# Is the expectation value always an eigenvalue?

Must the expectation value of an observable always be equal to an eigenvalue of the corresponding operator? I already know that 0 is not an eigenvalue, but are there any other examples?

I would actually expect this to be rare, and only generically true when the state of the system corresponds to an eigenstate. This simply because, for a state $\psi = \sum a_{n}\lvert\phi_{n}\rangle$ with eigenvalues $V_{n}$, you would have $\langle V\rangle = \sum V_{n}\lvert a_{n}\rvert^{2}$, which is not constrained to be equal to one of the $V_{n}$. It's easy to check this for a two state system with the two values of $V_{n}$ different.

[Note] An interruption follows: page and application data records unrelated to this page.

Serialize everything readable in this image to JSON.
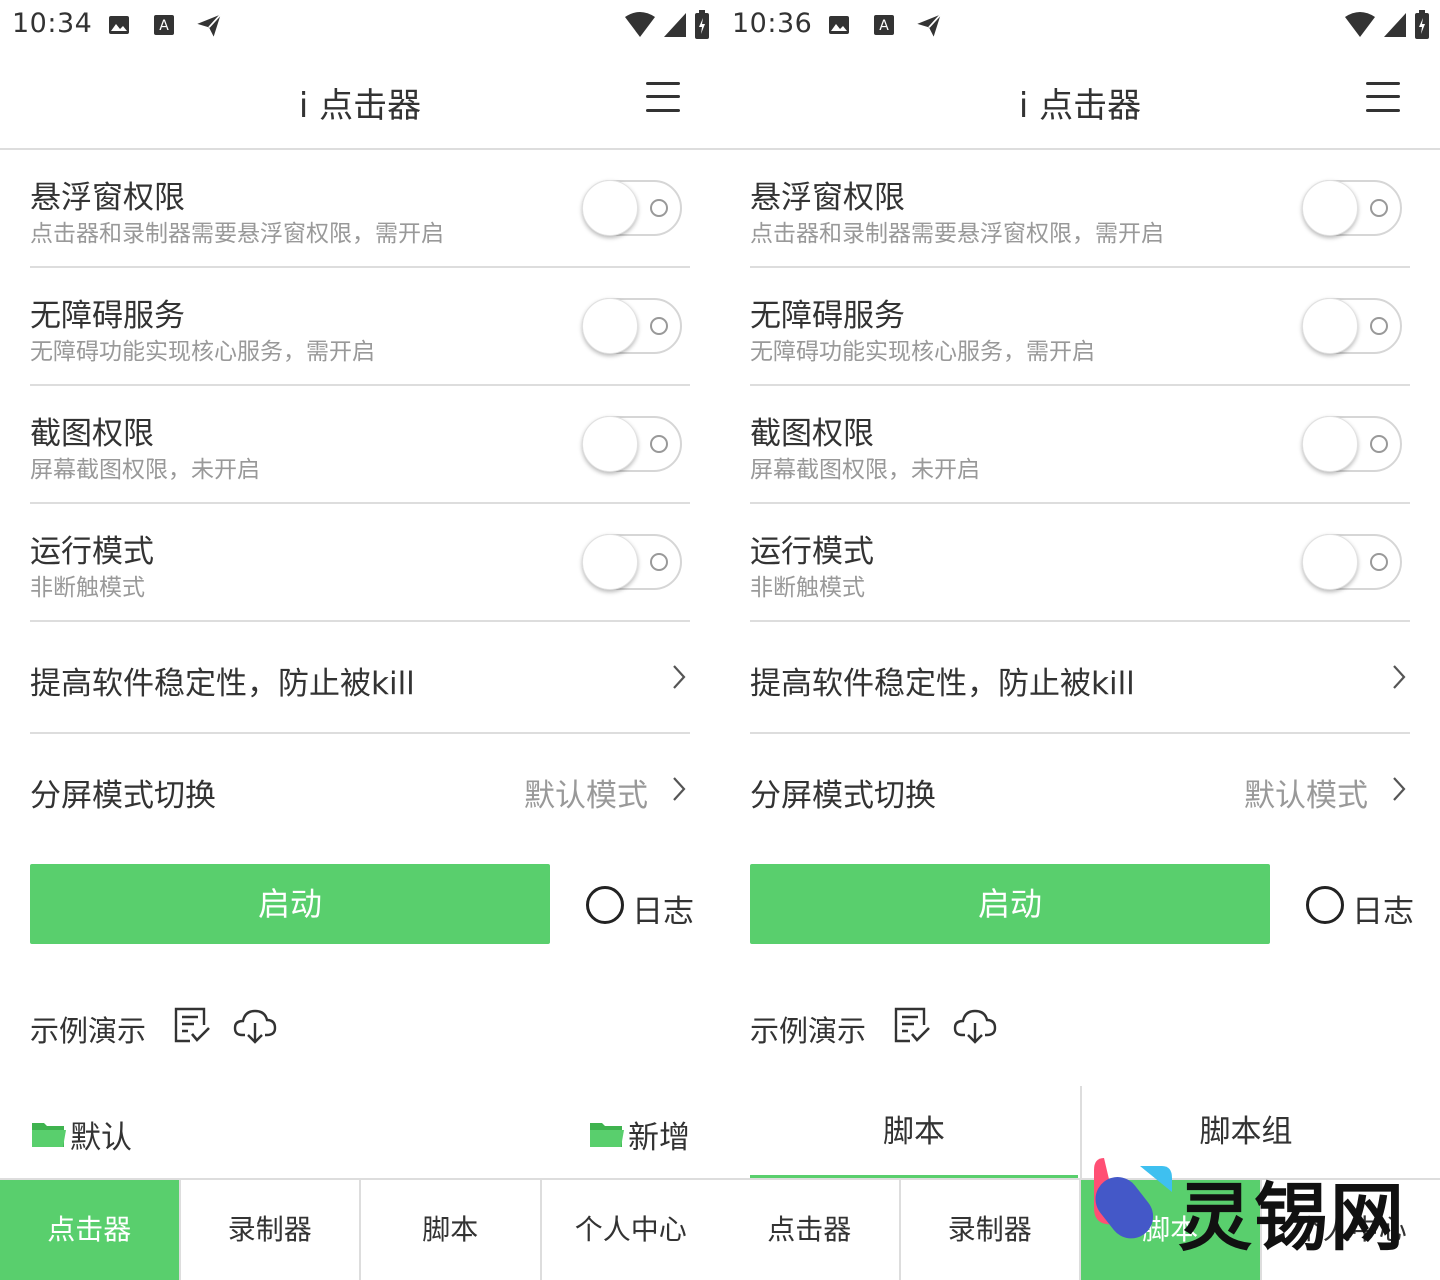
{
  "app_title": "i 点击器",
  "colors": {
    "accent": "#59cf6d",
    "divider": "#dddddd",
    "subtext": "#999999"
  },
  "left": {
    "status_time": "10:34",
    "bottom_active_tab": "点击器"
  },
  "right": {
    "status_time": "10:36",
    "bottom_active_tab": "脚本"
  },
  "settings": {
    "overlay": {
      "title": "悬浮窗权限",
      "subtitle": "点击器和录制器需要悬浮窗权限，需开启",
      "enabled": false
    },
    "accessibility": {
      "title": "无障碍服务",
      "subtitle": "无障碍功能实现核心服务，需开启",
      "enabled": false
    },
    "screenshot": {
      "title": "截图权限",
      "subtitle": "屏幕截图权限，未开启",
      "enabled": false
    },
    "run_mode": {
      "title": "运行模式",
      "subtitle": "非断触模式",
      "enabled": false
    },
    "stability": {
      "title": "提高软件稳定性，防止被kill"
    },
    "split_screen": {
      "title": "分屏模式切换",
      "value": "默认模式"
    }
  },
  "start_button": "启动",
  "log_label": "日志",
  "demo_label": "示例演示",
  "folders": {
    "default": "默认",
    "new": "新增"
  },
  "script_tabs": [
    "脚本",
    "脚本组"
  ],
  "bottom_nav": [
    "点击器",
    "录制器",
    "脚本",
    "个人中心"
  ],
  "watermark": "灵锡网",
  "icons": [
    "image-icon",
    "a-icon",
    "send-icon",
    "wifi-icon",
    "signal-icon",
    "battery-icon",
    "menu-icon",
    "chevron-right-icon",
    "checklist-icon",
    "cloud-download-icon",
    "folder-icon"
  ]
}
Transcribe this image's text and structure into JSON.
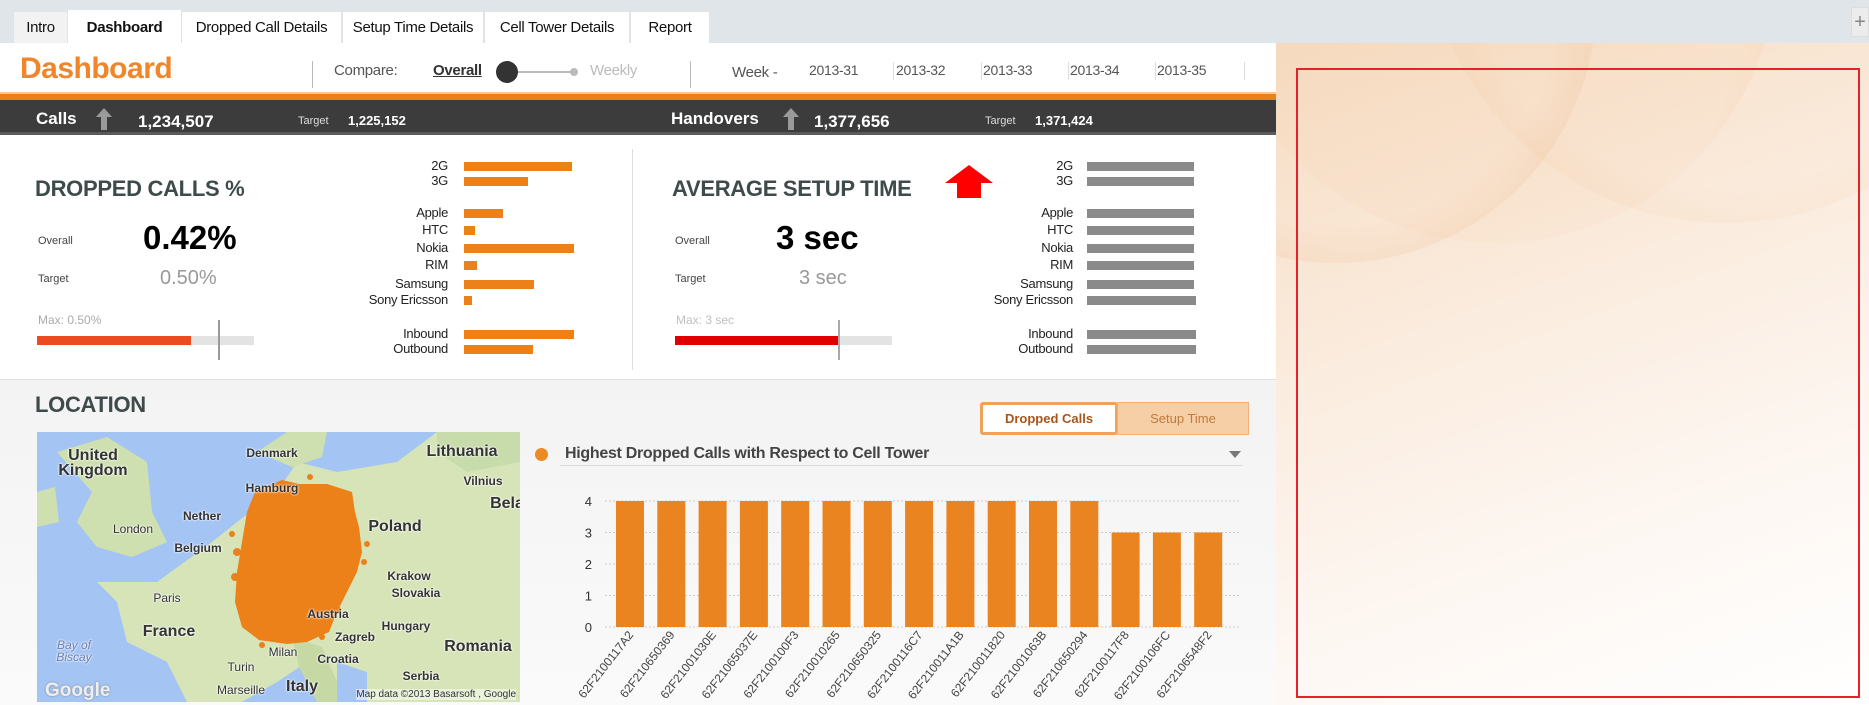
{
  "tabs": [
    "Intro",
    "Dashboard",
    "Dropped Call Details",
    "Setup Time Details",
    "Cell Tower Details",
    "Report"
  ],
  "active_tab": "Dashboard",
  "new_tab_label": "+",
  "header": {
    "title": "Dashboard",
    "compare_label": "Compare:",
    "compare_overall": "Overall",
    "compare_weekly": "Weekly",
    "week_label": "Week -",
    "weeks": [
      "2013-31",
      "2013-32",
      "2013-33",
      "2013-34",
      "2013-35"
    ]
  },
  "kpis": {
    "calls": {
      "label": "Calls",
      "value": "1,234,507",
      "target_label": "Target",
      "target": "1,225,152",
      "trend": "up"
    },
    "handovers": {
      "label": "Handovers",
      "value": "1,377,656",
      "target_label": "Target",
      "target": "1,371,424",
      "trend": "up"
    }
  },
  "dropped": {
    "title": "DROPPED CALLS %",
    "overall_label": "Overall",
    "overall": "0.42%",
    "target_label": "Target",
    "target": "0.50%",
    "max_label": "Max: 0.50%",
    "progress_fraction": 0.71,
    "bars": [
      {
        "label": "2G",
        "value": 0.98
      },
      {
        "label": "3G",
        "value": 0.58
      },
      {
        "label": "Apple",
        "value": 0.35
      },
      {
        "label": "HTC",
        "value": 0.1
      },
      {
        "label": "Nokia",
        "value": 1.0
      },
      {
        "label": "RIM",
        "value": 0.12
      },
      {
        "label": "Samsung",
        "value": 0.64
      },
      {
        "label": "Sony Ericsson",
        "value": 0.07
      },
      {
        "label": "Inbound",
        "value": 1.0
      },
      {
        "label": "Outbound",
        "value": 0.63
      }
    ]
  },
  "setup": {
    "title": "AVERAGE SETUP TIME",
    "overall_label": "Overall",
    "overall": "3 sec",
    "target_label": "Target",
    "target": "3 sec",
    "max_label": "Max: 3 sec",
    "progress_fraction": 0.75,
    "trend": "up",
    "bars": [
      {
        "label": "2G",
        "value": 0.98
      },
      {
        "label": "3G",
        "value": 0.98
      },
      {
        "label": "Apple",
        "value": 0.98
      },
      {
        "label": "HTC",
        "value": 0.98
      },
      {
        "label": "Nokia",
        "value": 0.98
      },
      {
        "label": "RIM",
        "value": 0.98
      },
      {
        "label": "Samsung",
        "value": 0.98
      },
      {
        "label": "Sony Ericsson",
        "value": 1.0
      },
      {
        "label": "Inbound",
        "value": 1.0
      },
      {
        "label": "Outbound",
        "value": 1.0
      }
    ]
  },
  "location": {
    "title": "LOCATION",
    "map_labels": [
      "United Kingdom",
      "Denmark",
      "Lithuania",
      "Hamburg",
      "Vilnius",
      "Bela",
      "Nether",
      "London",
      "Poland",
      "Belgium",
      "Krakow",
      "Paris",
      "Slovakia",
      "Austria",
      "Hungary",
      "France",
      "Zagreb",
      "Romania",
      "Bay of Biscay",
      "Milan",
      "Croatia",
      "Turin",
      "Serbia",
      "Marseille",
      "Italy"
    ],
    "map_attribution": "Map data ©2013 Basarsoft , Google",
    "map_logo": "Google"
  },
  "toggle": {
    "dropped": "Dropped Calls",
    "setup": "Setup Time",
    "selected": "Dropped Calls"
  },
  "colors": {
    "accent": "#ec8019",
    "dark": "#3c3c3c",
    "red": "#e00000",
    "gray_bar": "#8a8a8a",
    "dropped_fill": "#ea4b20"
  },
  "chart_data": {
    "type": "bar",
    "title": "Highest Dropped Calls with Respect to Cell Tower",
    "xlabel": "",
    "ylabel": "",
    "ylim": [
      0,
      4
    ],
    "yticks": [
      0,
      1,
      2,
      3,
      4
    ],
    "grid": true,
    "categories": [
      "62F2100117A2",
      "62F210650369",
      "62F21001030E",
      "62F21065037E",
      "62F2100100F3",
      "62F210010265",
      "62F210650325",
      "62F2100116C7",
      "62F210011A1B",
      "62F210011820",
      "62F21001063B",
      "62F210650294",
      "62F2100117F8",
      "62F2100106FC",
      "62F2106548F2"
    ],
    "values": [
      4,
      4,
      4,
      4,
      4,
      4,
      4,
      4,
      4,
      4,
      4,
      4,
      3,
      3,
      3
    ]
  }
}
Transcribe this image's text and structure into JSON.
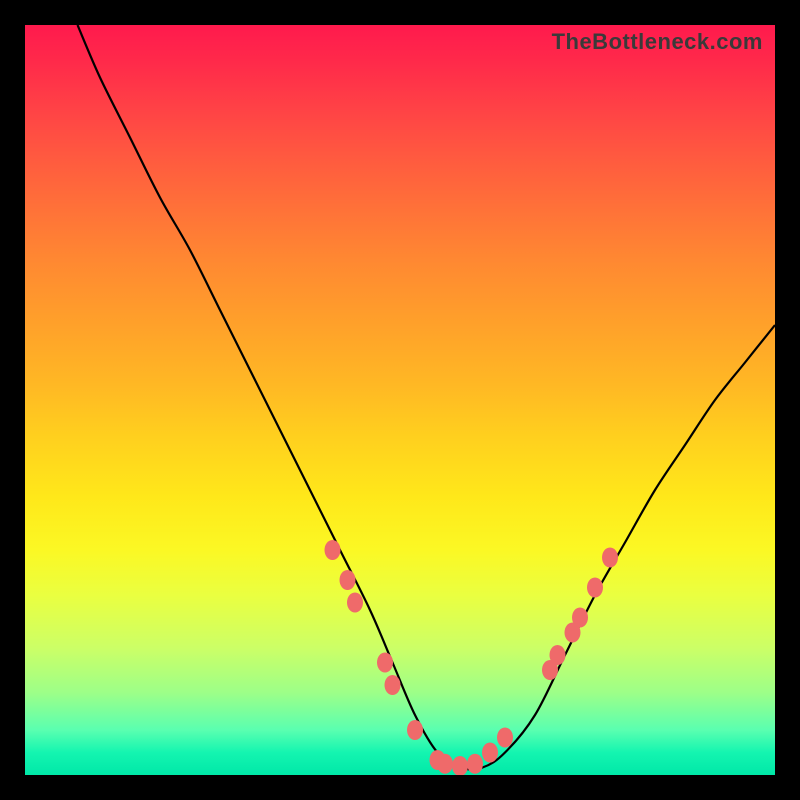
{
  "watermark": "TheBottleneck.com",
  "colors": {
    "curve": "#000000",
    "dot": "#ef6a6a",
    "frame_bg": "#000000"
  },
  "chart_data": {
    "type": "line",
    "title": "",
    "xlabel": "",
    "ylabel": "",
    "xlim": [
      0,
      100
    ],
    "ylim": [
      0,
      100
    ],
    "legend": false,
    "grid": false,
    "series": [
      {
        "name": "bottleneck-curve",
        "note": "V-shaped curve; left branch steep descent from top-left to minimum near x≈55, then right branch ascent to upper-right. y=0 near x=50-60, y≈100 at x≈7 and y≈60 at x=100.",
        "x": [
          7,
          10,
          14,
          18,
          22,
          26,
          30,
          34,
          38,
          42,
          46,
          49,
          52,
          55,
          58,
          61,
          64,
          68,
          72,
          76,
          80,
          84,
          88,
          92,
          96,
          100
        ],
        "values": [
          100,
          93,
          85,
          77,
          70,
          62,
          54,
          46,
          38,
          30,
          22,
          15,
          8,
          3,
          1,
          1,
          3,
          8,
          16,
          24,
          31,
          38,
          44,
          50,
          55,
          60
        ]
      }
    ],
    "markers": {
      "name": "highlight-dots",
      "note": "Salmon dots clustered along the curve near and around the minimum and partway up the right branch.",
      "points": [
        {
          "x": 41,
          "y": 30
        },
        {
          "x": 43,
          "y": 26
        },
        {
          "x": 44,
          "y": 23
        },
        {
          "x": 48,
          "y": 15
        },
        {
          "x": 49,
          "y": 12
        },
        {
          "x": 52,
          "y": 6
        },
        {
          "x": 55,
          "y": 2
        },
        {
          "x": 56,
          "y": 1.5
        },
        {
          "x": 58,
          "y": 1.2
        },
        {
          "x": 60,
          "y": 1.5
        },
        {
          "x": 62,
          "y": 3
        },
        {
          "x": 64,
          "y": 5
        },
        {
          "x": 70,
          "y": 14
        },
        {
          "x": 71,
          "y": 16
        },
        {
          "x": 73,
          "y": 19
        },
        {
          "x": 74,
          "y": 21
        },
        {
          "x": 76,
          "y": 25
        },
        {
          "x": 78,
          "y": 29
        }
      ]
    }
  }
}
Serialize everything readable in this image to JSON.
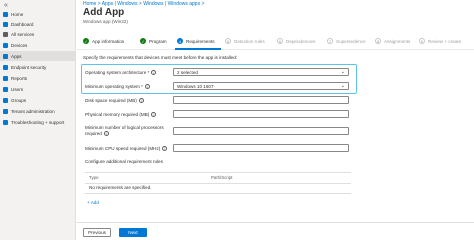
{
  "sidebar": {
    "collapse_glyph": "«",
    "items": [
      {
        "label": "Home",
        "icon": "home-icon",
        "color": "#0078d4"
      },
      {
        "label": "Dashboard",
        "icon": "dashboard-icon",
        "color": "#0078d4"
      },
      {
        "label": "All services",
        "icon": "all-services-icon",
        "color": "#605e5c"
      },
      {
        "label": "Devices",
        "icon": "devices-icon",
        "color": "#0078d4"
      },
      {
        "label": "Apps",
        "icon": "apps-icon",
        "color": "#0078d4"
      },
      {
        "label": "Endpoint security",
        "icon": "endpoint-security-icon",
        "color": "#0078d4"
      },
      {
        "label": "Reports",
        "icon": "reports-icon",
        "color": "#0078d4"
      },
      {
        "label": "Users",
        "icon": "users-icon",
        "color": "#0078d4"
      },
      {
        "label": "Groups",
        "icon": "groups-icon",
        "color": "#0078d4"
      },
      {
        "label": "Tenant administration",
        "icon": "tenant-admin-icon",
        "color": "#0078d4"
      },
      {
        "label": "Troubleshooting + support",
        "icon": "troubleshooting-icon",
        "color": "#0078d4"
      }
    ],
    "active_index": 4
  },
  "header": {
    "breadcrumb": "Home > Apps | Windows > Windows | Windows apps >",
    "title": "Add App",
    "subtitle": "Windows app (Win32)"
  },
  "steps": [
    {
      "label": "App information",
      "state": "done",
      "marker": "✓"
    },
    {
      "label": "Program",
      "state": "done",
      "marker": "✓"
    },
    {
      "label": "Requirements",
      "state": "current",
      "marker": "4"
    },
    {
      "label": "Detection rules",
      "state": "todo",
      "marker": "5"
    },
    {
      "label": "Dependencies",
      "state": "todo",
      "marker": "6"
    },
    {
      "label": "Supersedence",
      "state": "todo",
      "marker": "7"
    },
    {
      "label": "Assignments",
      "state": "todo",
      "marker": "8"
    },
    {
      "label": "Review + create",
      "state": "todo",
      "marker": "9"
    }
  ],
  "form": {
    "intro": "Specify the requirements that devices must meet before the app is installed:",
    "os_arch_label": "Operating system architecture *",
    "os_arch_value": "2 selected",
    "min_os_label": "Minimum operating system *",
    "min_os_value": "Windows 10 1607",
    "disk_label": "Disk space required (MB)",
    "memory_label": "Physical memory required (MB)",
    "cpu_count_label_1": "Minimum number of logical processors",
    "cpu_count_label_2": "required",
    "cpu_speed_label": "Minimum CPU speed required (MHz)",
    "additional_label": "Configure additional requirement rules",
    "info_glyph": "i",
    "dropdown_glyph": "⌄"
  },
  "rules_table": {
    "columns": [
      "Type",
      "Path/Script"
    ],
    "empty_text": "No requirements are specified.",
    "add_link": "+ Add"
  },
  "footer": {
    "previous_label": "Previous",
    "next_label": "Next"
  },
  "colors": {
    "accent": "#0078d4",
    "success": "#107c10",
    "highlight_border": "#5bc4e8"
  }
}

• Right, for a classical experiment to get the basic idea, consider the expected number of eyes when throwing a die, namely $\frac{7}{2}$. Sep 19, 2012 at 19:13
• or, hey, even the average value $\frac{1}{2}$ of a coin coss where heads is labeled 1 and tails is labeled 0 Oct 6, 2022 at 17:33

A specific quantum mechanical example to show the contrary is spin-$$\frac{1}{2}$$ systems. If you are in an eigenstate of the $$S_{z}$$ operator, the expectation value of $$S_{x}$$ is $$0$$, but it has eigenvalues $$\frac{1}{2} \hbar$$ and $$-\frac{1}{2} \hbar$$.

No. Expectation valve is the mean value of the observable for a given state. The state your system assumes is a superposition (linear combination) of the eigenstates. Say, for example: you have a infinite potential well of width a, the then the energy/momentum eigenstates are: $$\Phi_n=\sqrt{\frac{2}{a}}sin(\frac{n\pi x}{a}).e^{-iE_n t/\hbar}$$. You can create any other state of the system(at $$t=0$$) using the linear combination of these eigenfunctions (Hint: Fourier half sine series). Say, your system is in state $$\Psi$$, then:

$$\begin{equation} \Psi=\sum_{n=1}^{m}c_n \Phi_n \quad ...(a) \end{equation}$$ $$\quad \quad$$ (read about Fourier's trick to find $$c_n$$)

$$\quad$$ where $$c_n$$ is some complex number such that $$|c_n|^2$$ gives the probability of the system being in the state $$\Phi_n$$ when the measurement is made. When you make a measurement on $$\Psi$$ (say, energy for example), You will get $$one$$ of the values $$E_n$$(energy eigenvalues) corresponding to the eigenstate $$\Phi_n$$ in $$(a)$$, and the probability of getting $$E_n$$ is $$|c_n|^2$$. Clearly all $$|c_n|^2$$s in $$(a)$$ should add up to give $$1$$. Clearly the average value of $$E$$(the expectation value): $$\begin{equation}\langle E \rangle=\sum_{n=1}^{m}|c_n|^2 E_n \quad ...(b) \end{equation}$$ The inherent randomness of Quantum Mechanics is that you can know the values$$(E_1,E_2,E_3...E_m)$$ the system will give when the measurement is made, you can know the probability of getting $$E_n$$ when the measurement is made, but you cannot say with absolute certainty that you will get a particular $$E_n$$ before making the measurement.

Finally to answer your question, looking at $$(b)$$ you can tell that the expectation value is not always equal to the eigenvalue(it may be, perhaps by pure chance the summation can still add up to give one of the $$E_n$$), But if $$\Psi=\Phi_n$$ itself(compare this to $$(b)$$ and see how $$|c|^2 =1$$) then no matter how many measurements you make you'll always get $$E_n$$, so $$\langle E \rangle=E_n$$.

For the eigenstate the expectation value was the eigenvalue.

For an operator with a continuous spectrum, the range of the expectation value could align with the range of the eigenvalue.

However, there's also case where the expectation value not contained in the range of the eigenvalue.

Consider an operator $$H$$ with the integer eigenvalue $$i$$ of $$|i\rangle$$. Setting $$a=\frac{1}{\pi}$$ and $$r=(1-\frac{1}{\pi})$$, where $$|\psi\rangle =\sum_{i=0}^\infty \sqrt{a r^i} |i\rangle$$. The states was normalized, but the expectation value $$\langle \psi|H|\psi\rangle=\frac{1}{1-r}=\pi$$, which was an irrational number.

This was an supplemental answer to pat's and Jerry Schirmer's.